That a title like Stonehenge Apocalypse is a made-for-TV movie should come as no surprise. That Stonehenge Apocalypse managed to attract an audience of 2.1 million (that’s more than the population of Slovenia, by the way) at its premiere really should. That Stonehenge Apocalypse seems to have been storyboarded on sugar-paper, written in finger-paint, and conceived using PVA glue and half-watched Steven Seagal films as contraceptives, should serve as a warning to never ever waste your eyes on it.
Jacob Glaser (Collins) is a former science nerd/genius turned pseudo-scientist who runs a talk radio show where he spouts conspiratorial crap, presumably to an audience of stoned yoga teachers and overweight White Dwarf subscribers. He’s like a more photogenic version of George Galloway. His Copernican break with rhyme and reason revolves around the electromagnetic energy fields that occur throughout the world. These energy fields are connected to things like pyramids. And Stonehenge. And Stonehenge has peculiarly begun to move around of its own accord, and it has already vaporised some hapless tourists.
Will Glaser be able to convince a team of ‘real’ super-stern-faced scientists that Stonehenge is a key to an alien terraforming device connected to all those other historical sites, with the objective of modifying the planet for new forms of life? Is this plausible? While Stonehenge continues to move around, and these other sites begin exploding and burning and killing people at weirdly regular intervals, will this crack team be able to stop the rot? Are we even paying attention?
Unfortunately, Stonehenge Apocalypse includes none of the juicy bits of apocalyptic scenarios. We all know the drill: retina-lashing and limb-ripping explosions, mountainous body counts, and stirring pre-battle speeches ripped straight out of the St. Crispin’s Day rulebook. It sacrifices these pleasures in favour of a poorly organised tour of sci-fi platitudes – dour geeks in white coats with all the sex appeal of the amoebas they should be studying, obediently buzz-cut soldiers, inexplicably advanced technology.
Most importantly, though, for a movie, it shows an utter disregard for the dimensions of time and space (these being, y’know, the means by which we perceive things).
Somehow, Glaser, obligatory attractive scientist Dr. Leeds (Higginson) and a nameless jittery military type manage to get from Salisbury to New York while faced with a severe time constraint – there’s just 10 hours to spare before an imminent explosion.
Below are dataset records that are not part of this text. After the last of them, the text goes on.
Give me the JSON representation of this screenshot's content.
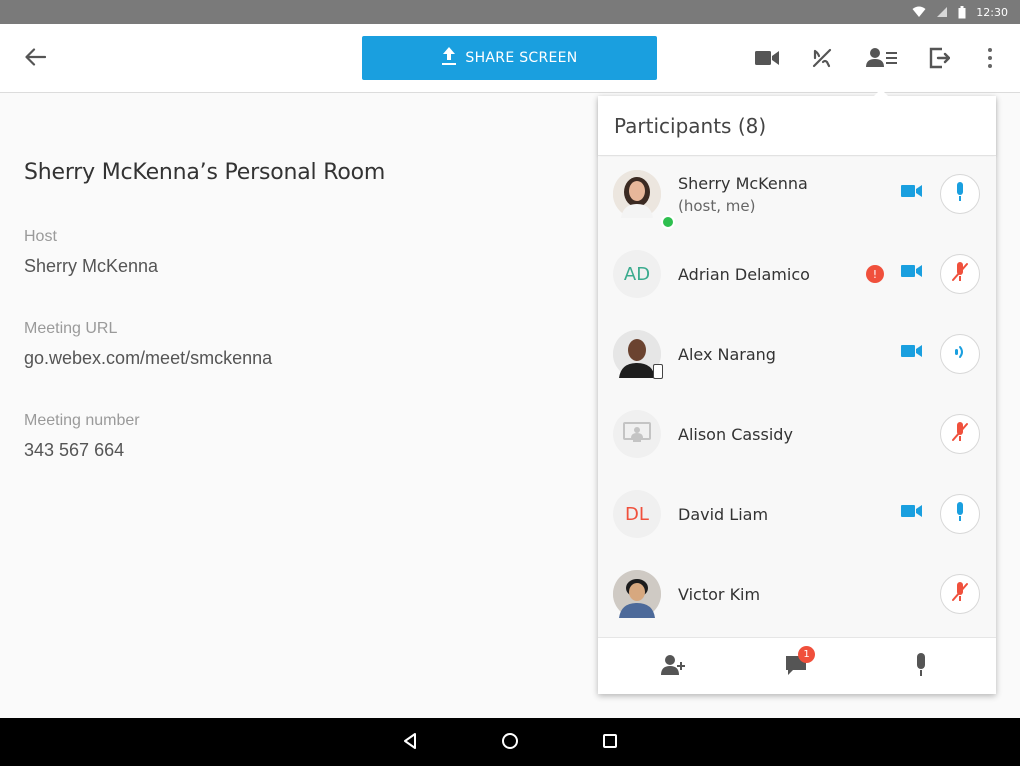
{
  "status_bar": {
    "time": "12:30",
    "icons": [
      "wifi-icon",
      "signal-icon",
      "battery-icon"
    ]
  },
  "toolbar": {
    "share_label": "SHARE SCREEN",
    "icons": [
      "back-arrow-icon",
      "video-camera-icon",
      "call-transfer-icon",
      "participants-list-icon",
      "leave-exit-icon",
      "more-vertical-icon"
    ]
  },
  "room": {
    "title": "Sherry McKenna’s Personal Room",
    "fields": [
      {
        "label": "Host",
        "value": "Sherry McKenna"
      },
      {
        "label": "Meeting URL",
        "value": "go.webex.com/meet/smckenna"
      },
      {
        "label": "Meeting number",
        "value": "343 567 664"
      }
    ]
  },
  "participants_panel": {
    "title": "Participants (8)",
    "participants": [
      {
        "name": "Sherry McKenna",
        "sub": "(host, me)",
        "avatar": "photo",
        "initials": "",
        "video": true,
        "mic": "on"
      },
      {
        "name": "Adrian Delamico",
        "sub": "",
        "avatar": "initials",
        "initials": "AD",
        "initials_color": "#3aab8e",
        "alert": "!",
        "video": true,
        "mic": "muted"
      },
      {
        "name": "Alex Narang",
        "sub": "",
        "avatar": "photo",
        "initials": "",
        "video": true,
        "mic": "speaking"
      },
      {
        "name": "Alison Cassidy",
        "sub": "",
        "avatar": "device",
        "initials": "",
        "video": false,
        "mic": "muted"
      },
      {
        "name": "David Liam",
        "sub": "",
        "avatar": "initials",
        "initials": "DL",
        "initials_color": "#f0503c",
        "video": true,
        "mic": "on"
      },
      {
        "name": "Victor Kim",
        "sub": "",
        "avatar": "photo",
        "initials": "",
        "video": false,
        "mic": "muted"
      }
    ],
    "footer": {
      "chat_badge": "1",
      "icons": [
        "add-participant-icon",
        "chat-icon",
        "mute-all-icon"
      ]
    }
  },
  "colors": {
    "accent": "#1a9fdf",
    "muted_red": "#f0503c",
    "status_bar": "#7a7a7a",
    "presence_green": "#2ebf4f"
  },
  "nav_bar": {
    "icons": [
      "back-triangle-icon",
      "home-circle-icon",
      "recents-square-icon"
    ]
  }
}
While these characters manage to cheerfully circumvent check-ins, customs, visas and jet lag, Stonehenge Apocalypse is ultimately like being strip-searched while you have the flu; glutinous and sore, it’s unpleasant to watch, but probably even more soul-destroying to be a part of.